ImageI was talking recently with someone who asked why I was working in this style, essentially being an abstract sculptor, when I could draw and (with a lot of make-up practice) paint. I had to respond by saying that if I was going to do any “classical art”, I would want to draw and paint at a certain level. That I would have had to have started at age 10 and painted or drew almost every day. The Masters had it right, to perfect a skill, any skill, you had to work at it. I don’t think this is merely a Victorian work ethic but an understanding that from baseball to cooking, surgery to dance, it takes a huge investment in time to get good at something. The irony is that once achieved, to the rest of the word, your skill looks effortless. 

Distracted by a million things, I don’t think that I could ever paint the way I would have wanted to but there was something that I did do most days. I designed things. In a way, following in my father’s footsteps as a graphic designer (in his day called a commercial artist), my love of design followed me by day and haunted my dreams by night. This sense of design, honed over 40 years is what I bring to my work. Balance, composition and form were my tools. Working as if I was polishing a stone, refining slowly, again and again, until the form and balance were right. 

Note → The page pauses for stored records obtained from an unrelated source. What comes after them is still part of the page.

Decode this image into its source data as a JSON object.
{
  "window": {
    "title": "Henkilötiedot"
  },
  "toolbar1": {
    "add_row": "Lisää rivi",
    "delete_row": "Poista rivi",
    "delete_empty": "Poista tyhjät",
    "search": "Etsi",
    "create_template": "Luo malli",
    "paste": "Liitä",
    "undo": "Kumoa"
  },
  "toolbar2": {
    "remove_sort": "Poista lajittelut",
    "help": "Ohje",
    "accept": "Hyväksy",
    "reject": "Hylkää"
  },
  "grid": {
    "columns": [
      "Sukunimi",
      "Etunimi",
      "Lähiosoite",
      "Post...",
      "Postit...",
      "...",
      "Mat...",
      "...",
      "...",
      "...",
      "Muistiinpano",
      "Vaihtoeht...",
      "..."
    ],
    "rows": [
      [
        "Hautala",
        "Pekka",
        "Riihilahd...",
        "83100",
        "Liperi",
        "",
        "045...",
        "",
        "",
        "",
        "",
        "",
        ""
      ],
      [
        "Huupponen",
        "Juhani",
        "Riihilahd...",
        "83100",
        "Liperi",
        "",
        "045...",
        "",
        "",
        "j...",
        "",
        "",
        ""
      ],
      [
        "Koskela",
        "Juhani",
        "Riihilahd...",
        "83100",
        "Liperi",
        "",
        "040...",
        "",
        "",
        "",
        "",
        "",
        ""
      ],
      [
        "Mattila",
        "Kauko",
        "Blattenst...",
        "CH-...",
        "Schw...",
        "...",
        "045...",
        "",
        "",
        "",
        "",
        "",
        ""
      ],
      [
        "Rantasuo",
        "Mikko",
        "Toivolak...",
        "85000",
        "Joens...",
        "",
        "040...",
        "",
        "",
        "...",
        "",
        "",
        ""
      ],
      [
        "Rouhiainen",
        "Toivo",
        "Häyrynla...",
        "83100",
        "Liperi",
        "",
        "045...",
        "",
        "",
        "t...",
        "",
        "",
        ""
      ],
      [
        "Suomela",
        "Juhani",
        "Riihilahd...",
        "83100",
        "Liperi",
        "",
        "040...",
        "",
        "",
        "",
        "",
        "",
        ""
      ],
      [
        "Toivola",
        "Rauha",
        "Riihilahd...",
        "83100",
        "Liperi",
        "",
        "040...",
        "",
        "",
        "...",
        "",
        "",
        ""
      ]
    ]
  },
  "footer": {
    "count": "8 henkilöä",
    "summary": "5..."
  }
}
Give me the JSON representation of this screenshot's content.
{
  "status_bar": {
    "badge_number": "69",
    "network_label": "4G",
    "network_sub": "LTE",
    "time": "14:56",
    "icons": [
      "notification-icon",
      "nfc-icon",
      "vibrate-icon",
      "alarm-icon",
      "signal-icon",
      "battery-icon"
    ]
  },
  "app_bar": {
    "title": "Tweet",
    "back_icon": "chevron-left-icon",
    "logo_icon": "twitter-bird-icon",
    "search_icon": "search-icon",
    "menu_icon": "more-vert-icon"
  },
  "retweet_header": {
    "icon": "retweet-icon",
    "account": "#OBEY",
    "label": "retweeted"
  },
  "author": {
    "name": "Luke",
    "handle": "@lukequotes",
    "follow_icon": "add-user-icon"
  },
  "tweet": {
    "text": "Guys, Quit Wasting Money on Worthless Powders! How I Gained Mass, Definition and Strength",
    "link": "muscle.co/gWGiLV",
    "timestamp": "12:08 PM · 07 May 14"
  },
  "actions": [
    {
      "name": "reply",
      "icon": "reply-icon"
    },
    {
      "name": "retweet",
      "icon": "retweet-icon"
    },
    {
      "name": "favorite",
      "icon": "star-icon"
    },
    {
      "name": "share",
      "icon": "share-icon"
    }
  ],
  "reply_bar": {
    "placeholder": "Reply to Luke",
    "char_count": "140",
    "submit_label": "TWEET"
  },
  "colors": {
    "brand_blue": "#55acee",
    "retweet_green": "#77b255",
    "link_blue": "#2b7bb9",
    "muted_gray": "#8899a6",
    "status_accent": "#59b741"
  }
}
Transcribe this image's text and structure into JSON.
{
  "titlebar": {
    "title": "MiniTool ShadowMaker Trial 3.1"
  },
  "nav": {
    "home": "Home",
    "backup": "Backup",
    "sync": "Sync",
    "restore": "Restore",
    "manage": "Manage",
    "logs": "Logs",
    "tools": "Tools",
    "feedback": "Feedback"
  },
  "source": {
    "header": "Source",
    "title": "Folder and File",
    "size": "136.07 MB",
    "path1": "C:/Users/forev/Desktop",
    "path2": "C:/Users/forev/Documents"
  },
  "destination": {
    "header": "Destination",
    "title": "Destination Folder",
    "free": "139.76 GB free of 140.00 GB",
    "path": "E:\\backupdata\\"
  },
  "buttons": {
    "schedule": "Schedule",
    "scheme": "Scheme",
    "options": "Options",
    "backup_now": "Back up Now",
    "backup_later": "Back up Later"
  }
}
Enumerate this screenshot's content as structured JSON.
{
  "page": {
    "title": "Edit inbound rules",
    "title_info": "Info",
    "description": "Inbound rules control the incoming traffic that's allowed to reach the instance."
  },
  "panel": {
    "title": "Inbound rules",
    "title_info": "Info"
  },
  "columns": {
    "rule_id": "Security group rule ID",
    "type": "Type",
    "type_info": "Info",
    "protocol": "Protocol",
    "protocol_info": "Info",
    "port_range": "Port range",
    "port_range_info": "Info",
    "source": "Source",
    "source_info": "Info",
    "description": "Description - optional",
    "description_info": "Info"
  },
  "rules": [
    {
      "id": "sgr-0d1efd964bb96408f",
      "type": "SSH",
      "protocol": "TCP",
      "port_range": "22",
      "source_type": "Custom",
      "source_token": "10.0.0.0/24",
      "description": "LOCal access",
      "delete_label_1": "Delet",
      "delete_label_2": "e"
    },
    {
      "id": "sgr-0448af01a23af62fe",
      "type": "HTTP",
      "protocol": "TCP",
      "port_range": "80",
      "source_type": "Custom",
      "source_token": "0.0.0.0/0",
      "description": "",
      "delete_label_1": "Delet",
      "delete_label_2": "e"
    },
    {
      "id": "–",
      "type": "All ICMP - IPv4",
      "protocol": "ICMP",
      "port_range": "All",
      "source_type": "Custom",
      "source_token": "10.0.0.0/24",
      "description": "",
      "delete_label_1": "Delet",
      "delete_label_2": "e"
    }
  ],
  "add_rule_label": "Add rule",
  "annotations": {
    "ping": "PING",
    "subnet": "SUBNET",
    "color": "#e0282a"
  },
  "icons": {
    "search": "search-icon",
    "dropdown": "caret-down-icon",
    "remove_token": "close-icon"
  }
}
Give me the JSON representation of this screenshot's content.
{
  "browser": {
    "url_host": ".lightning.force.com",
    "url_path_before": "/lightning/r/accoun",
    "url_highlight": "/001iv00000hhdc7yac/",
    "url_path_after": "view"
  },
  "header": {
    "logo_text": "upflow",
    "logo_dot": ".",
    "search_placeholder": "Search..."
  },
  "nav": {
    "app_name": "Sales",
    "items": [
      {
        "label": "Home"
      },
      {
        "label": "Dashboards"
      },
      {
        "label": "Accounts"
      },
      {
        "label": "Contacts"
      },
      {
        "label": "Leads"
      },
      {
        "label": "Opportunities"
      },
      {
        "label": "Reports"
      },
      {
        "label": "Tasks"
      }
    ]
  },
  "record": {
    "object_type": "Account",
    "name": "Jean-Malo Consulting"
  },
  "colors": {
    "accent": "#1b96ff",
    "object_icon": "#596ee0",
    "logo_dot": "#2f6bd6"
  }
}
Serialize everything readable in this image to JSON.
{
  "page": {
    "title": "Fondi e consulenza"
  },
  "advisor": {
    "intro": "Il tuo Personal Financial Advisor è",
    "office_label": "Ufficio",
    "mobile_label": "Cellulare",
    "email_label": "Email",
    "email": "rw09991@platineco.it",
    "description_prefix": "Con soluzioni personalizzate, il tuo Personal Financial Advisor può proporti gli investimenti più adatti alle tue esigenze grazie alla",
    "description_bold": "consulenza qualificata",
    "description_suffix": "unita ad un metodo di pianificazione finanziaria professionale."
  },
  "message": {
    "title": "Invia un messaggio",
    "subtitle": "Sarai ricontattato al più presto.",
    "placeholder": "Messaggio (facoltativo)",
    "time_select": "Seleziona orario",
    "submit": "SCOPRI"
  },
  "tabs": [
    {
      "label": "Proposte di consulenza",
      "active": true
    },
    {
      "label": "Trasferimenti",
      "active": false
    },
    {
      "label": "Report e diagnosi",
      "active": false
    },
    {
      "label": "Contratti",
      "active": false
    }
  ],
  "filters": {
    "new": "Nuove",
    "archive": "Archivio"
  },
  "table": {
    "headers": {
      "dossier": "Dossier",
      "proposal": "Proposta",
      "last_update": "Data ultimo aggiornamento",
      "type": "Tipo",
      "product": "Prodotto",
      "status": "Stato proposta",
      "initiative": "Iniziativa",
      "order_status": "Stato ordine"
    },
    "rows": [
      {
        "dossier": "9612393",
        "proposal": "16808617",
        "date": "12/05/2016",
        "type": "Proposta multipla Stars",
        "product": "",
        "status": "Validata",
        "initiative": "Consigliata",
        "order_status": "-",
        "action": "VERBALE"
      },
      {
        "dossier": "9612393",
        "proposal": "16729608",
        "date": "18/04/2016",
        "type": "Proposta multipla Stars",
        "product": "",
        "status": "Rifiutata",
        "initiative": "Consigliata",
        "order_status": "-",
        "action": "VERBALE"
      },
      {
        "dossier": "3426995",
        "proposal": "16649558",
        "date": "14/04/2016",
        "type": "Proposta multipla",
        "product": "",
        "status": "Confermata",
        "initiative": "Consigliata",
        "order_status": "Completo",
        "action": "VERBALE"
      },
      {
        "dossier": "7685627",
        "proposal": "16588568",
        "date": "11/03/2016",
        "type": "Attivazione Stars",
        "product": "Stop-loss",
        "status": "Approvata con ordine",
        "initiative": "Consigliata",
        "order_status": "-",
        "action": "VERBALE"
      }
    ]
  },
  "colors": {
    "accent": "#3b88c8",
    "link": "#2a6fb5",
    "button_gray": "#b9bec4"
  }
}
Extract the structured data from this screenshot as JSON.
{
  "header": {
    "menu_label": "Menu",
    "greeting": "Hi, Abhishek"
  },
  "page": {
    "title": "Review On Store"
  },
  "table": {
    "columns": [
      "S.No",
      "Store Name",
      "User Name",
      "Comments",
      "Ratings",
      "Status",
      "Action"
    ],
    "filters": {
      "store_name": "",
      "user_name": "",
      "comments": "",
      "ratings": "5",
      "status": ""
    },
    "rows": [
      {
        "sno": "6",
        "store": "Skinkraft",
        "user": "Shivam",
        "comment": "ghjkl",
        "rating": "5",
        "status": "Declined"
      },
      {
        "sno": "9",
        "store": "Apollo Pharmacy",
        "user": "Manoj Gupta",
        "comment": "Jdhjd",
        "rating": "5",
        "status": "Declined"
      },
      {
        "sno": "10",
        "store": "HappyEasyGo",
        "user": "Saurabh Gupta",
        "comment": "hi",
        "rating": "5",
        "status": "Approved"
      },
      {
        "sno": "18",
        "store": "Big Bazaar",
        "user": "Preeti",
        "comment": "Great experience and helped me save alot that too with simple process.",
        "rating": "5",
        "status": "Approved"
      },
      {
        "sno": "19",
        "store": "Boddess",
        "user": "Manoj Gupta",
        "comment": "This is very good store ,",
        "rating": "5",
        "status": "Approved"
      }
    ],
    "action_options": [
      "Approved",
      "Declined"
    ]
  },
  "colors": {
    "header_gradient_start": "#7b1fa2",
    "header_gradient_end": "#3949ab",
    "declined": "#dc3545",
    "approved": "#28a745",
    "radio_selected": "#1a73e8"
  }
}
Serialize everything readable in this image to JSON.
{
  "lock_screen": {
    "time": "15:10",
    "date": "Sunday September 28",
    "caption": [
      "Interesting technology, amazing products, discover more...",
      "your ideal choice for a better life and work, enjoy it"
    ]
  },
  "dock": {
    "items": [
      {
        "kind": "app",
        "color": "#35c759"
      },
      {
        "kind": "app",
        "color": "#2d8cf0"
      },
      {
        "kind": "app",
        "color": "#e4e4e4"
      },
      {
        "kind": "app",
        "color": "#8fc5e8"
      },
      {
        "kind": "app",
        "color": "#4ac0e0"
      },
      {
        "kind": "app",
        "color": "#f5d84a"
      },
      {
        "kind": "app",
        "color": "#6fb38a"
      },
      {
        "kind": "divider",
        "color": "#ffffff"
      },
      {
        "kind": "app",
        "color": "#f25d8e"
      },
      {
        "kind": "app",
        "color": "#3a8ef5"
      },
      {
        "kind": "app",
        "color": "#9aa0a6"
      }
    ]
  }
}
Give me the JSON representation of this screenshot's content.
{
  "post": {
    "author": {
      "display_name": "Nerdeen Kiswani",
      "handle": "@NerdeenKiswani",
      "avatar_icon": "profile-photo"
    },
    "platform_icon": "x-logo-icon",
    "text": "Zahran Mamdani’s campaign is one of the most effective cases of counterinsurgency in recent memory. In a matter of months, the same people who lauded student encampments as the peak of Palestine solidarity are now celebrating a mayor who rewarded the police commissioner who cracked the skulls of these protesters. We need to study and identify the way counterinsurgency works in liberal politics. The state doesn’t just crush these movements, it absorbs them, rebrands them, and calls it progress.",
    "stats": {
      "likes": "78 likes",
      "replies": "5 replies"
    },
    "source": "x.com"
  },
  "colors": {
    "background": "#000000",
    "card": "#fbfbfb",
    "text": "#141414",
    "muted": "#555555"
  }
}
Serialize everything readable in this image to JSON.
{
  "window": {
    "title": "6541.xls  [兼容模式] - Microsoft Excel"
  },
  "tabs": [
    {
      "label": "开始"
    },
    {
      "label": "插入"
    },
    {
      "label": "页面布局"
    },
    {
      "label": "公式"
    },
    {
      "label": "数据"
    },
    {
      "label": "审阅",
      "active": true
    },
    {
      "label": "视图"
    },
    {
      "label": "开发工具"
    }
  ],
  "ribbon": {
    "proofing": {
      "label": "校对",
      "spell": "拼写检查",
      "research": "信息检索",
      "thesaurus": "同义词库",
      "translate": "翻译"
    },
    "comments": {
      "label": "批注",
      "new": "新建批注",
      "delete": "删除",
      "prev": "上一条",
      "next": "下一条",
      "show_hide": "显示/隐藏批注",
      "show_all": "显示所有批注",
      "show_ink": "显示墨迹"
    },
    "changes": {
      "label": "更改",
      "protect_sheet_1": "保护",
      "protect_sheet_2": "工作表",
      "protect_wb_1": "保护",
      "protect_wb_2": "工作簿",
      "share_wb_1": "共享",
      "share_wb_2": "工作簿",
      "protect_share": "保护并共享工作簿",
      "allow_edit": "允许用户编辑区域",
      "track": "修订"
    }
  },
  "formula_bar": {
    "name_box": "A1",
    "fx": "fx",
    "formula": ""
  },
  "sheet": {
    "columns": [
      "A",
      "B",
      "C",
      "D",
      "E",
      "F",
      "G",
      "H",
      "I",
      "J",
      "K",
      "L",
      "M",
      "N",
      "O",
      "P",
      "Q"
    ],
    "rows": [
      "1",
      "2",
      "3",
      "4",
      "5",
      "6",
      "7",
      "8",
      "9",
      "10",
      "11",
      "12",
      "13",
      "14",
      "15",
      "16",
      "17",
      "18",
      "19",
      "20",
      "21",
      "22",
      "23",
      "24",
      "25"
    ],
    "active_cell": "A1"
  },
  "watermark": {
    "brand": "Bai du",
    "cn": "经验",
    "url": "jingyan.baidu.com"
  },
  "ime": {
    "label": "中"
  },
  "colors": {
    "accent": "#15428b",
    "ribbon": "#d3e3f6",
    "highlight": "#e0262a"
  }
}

This still left me with that vision thing, what would I say, what was my vision; but I would at least know how I would say it.